WHAT TO PRODUCE:
From the entries below, please gather each line containing the string "code".

MATERIAL FOR THIS TASK:
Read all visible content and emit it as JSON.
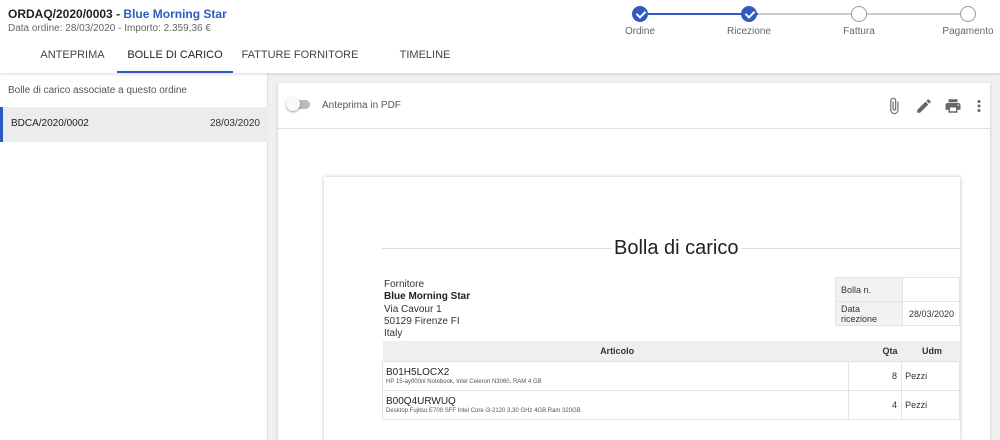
{
  "order": {
    "code": "ORDAQ/2020/0003",
    "separator": "-",
    "supplier": "Blue Morning Star",
    "subtitle": "Data ordine: 28/03/2020 - Importo: 2.359,36 €"
  },
  "tabs": [
    {
      "label": "ANTEPRIMA",
      "active": false
    },
    {
      "label": "BOLLE DI CARICO",
      "active": true
    },
    {
      "label": "FATTURE FORNITORE",
      "active": false
    },
    {
      "label": "TIMELINE",
      "active": false
    }
  ],
  "stepper": {
    "steps": [
      {
        "label": "Ordine",
        "done": true
      },
      {
        "label": "Ricezione",
        "done": true
      },
      {
        "label": "Fattura",
        "done": false
      },
      {
        "label": "Pagamento",
        "done": false
      }
    ]
  },
  "left_panel": {
    "heading": "Bolle di carico associate a questo ordine",
    "items": [
      {
        "code": "BDCA/2020/0002",
        "date": "28/03/2020",
        "selected": true
      }
    ]
  },
  "toolbar": {
    "pdf_toggle_label": "Anteprima in PDF",
    "pdf_toggle_on": false,
    "icons": [
      "attach-icon",
      "edit-icon",
      "print-icon",
      "more-vert-icon"
    ]
  },
  "document": {
    "title": "Bolla di carico",
    "supplier_label": "Fornitore",
    "supplier_name": "Blue Morning Star",
    "address_lines": [
      "Via Cavour 1",
      "50129 Firenze FI",
      "Italy"
    ],
    "meta": [
      {
        "key": "Bolla n.",
        "value": ""
      },
      {
        "key": "Data ricezione",
        "value": "28/03/2020"
      }
    ],
    "columns": {
      "article": "Articolo",
      "qty": "Qta",
      "uom": "Udm"
    },
    "rows": [
      {
        "code": "B01H5LOCX2",
        "description": "HP 15-ay000nl Notebook, Intel Celeron N3060, RAM 4 GB",
        "qty": "8",
        "uom": "Pezzi"
      },
      {
        "code": "B00Q4URWUQ",
        "description": "Desktop Fujitsu E700 SFF Intel Core i3-2120 3,30 GHz 4GB Ram 320GB",
        "qty": "4",
        "uom": "Pezzi"
      }
    ]
  },
  "colors": {
    "accent": "#2f5bc0",
    "selected_bg": "#ececec",
    "panel_bg": "#f0f0f0"
  }
}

SOLUTION TO THIS TASK:
    "code": "ORDAQ/2020/0003",
        "code": "BDCA/2020/0002",
        "code": "B01H5LOCX2",
        "code": "B00Q4URWUQ",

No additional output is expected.